This dissertation is to develop a parcel-based spatial land use change prediction model by coupling various machine learning and interpretation algorithms such as cellular automata (CA) and decision tree (DT). CA is a collection of cells that evolves through a number of discrete time steps according to a set of transition rules based on the state of each cell and the characteristics of its neighboring cells. DT is a data mining and machine learning tool that extracts the patterns of decision process from observed cell behaviors and their affecting factors. In this dissertation, CA is used to predict the future land use status of cadastral parcels based on a set of transition rules derived from a set of identified land use change driving factors using DT. Although CA and DT have been applied separately in various land use change models in the literature, no studies attempted to integrate them. This DT-based CA model developed in this dissertation represents the first kind of such integration in land use change modeling. The coupled model would be able to handle a large set of driving factors and also avoid subjective bias when deriving the transition rules. The coupled model uses the cadastral parcel as a unit of analysis, which has practical policy implications because the responses of land use changes to various policy usually take place at the parcel level. Since parcel varies by their sizes and shapes, its use as a unit of analysis does make it difficult to apply CA, which initially designed to handle regular grid cells. This dissertation improves the treatment of the irregular cell in CA-based land use change models in literature by defining a cell's neighborhood as a fixed distance buffer along the parcel boundary.

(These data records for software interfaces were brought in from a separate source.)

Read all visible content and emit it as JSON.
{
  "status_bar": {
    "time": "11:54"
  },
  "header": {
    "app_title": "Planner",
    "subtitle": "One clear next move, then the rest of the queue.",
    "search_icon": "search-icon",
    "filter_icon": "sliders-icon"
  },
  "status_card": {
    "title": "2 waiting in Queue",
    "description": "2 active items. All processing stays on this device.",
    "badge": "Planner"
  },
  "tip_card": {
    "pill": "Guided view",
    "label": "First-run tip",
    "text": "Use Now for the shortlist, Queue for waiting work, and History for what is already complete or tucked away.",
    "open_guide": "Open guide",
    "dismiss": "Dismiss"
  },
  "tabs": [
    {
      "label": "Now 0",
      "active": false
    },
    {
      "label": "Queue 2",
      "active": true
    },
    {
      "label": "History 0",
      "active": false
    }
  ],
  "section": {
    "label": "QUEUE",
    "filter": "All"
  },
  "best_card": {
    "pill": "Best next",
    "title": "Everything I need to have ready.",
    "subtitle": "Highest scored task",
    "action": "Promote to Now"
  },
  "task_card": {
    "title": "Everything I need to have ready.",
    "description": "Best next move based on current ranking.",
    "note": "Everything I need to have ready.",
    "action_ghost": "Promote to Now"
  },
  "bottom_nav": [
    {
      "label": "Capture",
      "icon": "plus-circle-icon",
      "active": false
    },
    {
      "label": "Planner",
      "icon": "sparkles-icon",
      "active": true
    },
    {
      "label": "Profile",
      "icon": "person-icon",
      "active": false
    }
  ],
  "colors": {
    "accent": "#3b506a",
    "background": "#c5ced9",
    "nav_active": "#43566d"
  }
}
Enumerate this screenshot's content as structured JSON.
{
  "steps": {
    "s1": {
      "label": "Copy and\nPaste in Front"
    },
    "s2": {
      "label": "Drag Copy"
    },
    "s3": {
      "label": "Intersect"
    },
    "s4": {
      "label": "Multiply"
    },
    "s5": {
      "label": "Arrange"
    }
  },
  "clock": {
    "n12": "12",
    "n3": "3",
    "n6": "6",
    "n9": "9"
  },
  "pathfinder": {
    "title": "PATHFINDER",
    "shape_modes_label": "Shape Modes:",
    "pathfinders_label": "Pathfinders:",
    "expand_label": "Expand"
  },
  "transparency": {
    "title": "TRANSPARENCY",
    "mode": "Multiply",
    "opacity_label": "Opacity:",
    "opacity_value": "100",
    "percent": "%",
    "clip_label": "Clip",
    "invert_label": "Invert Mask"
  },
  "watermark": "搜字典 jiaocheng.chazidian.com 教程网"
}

The DT-based CA model was developed and validated in Hunterdon County, New Jersey. The data on historical land uses and various land use change driving factors for Hunterdon County were collected and processed using a Geographic Information System (GIS). Specifically, the county land uses in 1986, I995 and 2002 were overlaid with a parcel map to create parcel-based land use maps. The single land use in each parcel is based on a classification scheme developed thorough literature review and empirical testing in the study area. The possible land use status considered for each parcel is agriculture, barren land, forest, urban, water or wetlands following the land use/land cover classification by the New Jersey Department of Environment Protection. The identified driving factors for the future status of the parcel includes the present land use type, the number of soil restrictions to urban development, and the size of the parcel, the amount of wetlands within the parcel, the distribution of land uses in the neighborhood of the parcel, the distances to the nearest streams, urban centers and major roads. A set of transition rules illustrating the land use change processes during the period 1986-1995 were developed using a TD software J48 Classifier. The derived transition rules were applied to the 1995 land use data in a CA model Agent Analyst/RePast (Recursive Porous Agent Simulation Toolkit) to predict the spatial land use pattern in 2004, which were then validated by the actual land use map in 2002. The DT-based CA model had an overall accuracy of 84.46 percent in terms of the number of parcels and of 80.92 percent in terms of the total acreage in predicting land use changes. The model shows much higher capacity in predicting the quantitative changes than the locational changes in land use. The validated model was applied to simulate the 2011 land use patterns in Hunterdon County based on its actual land uses in 2002 under both "business as usual" and policy scenarios. The simulation results shows that successfully implementing current land use policies such as down zoning, open space and farmland preservation would prevent the total of 7,053 acres (741 acres of wetlands, 3,034 acres of agricultural lands, 250 acres of barren land, and 3,028 acres of forest) from future urban development in Hunterdon County during the period 2002-2011. The neighborhood of a parcel was defined by a 475-foot buffer along the parcel boundary in the study. The results of sensitivity analyses using two additional neighborhoods (237- and 712-foot buffers) indicate the insignificant impacts of the neighborhood size on the model outputs in this application.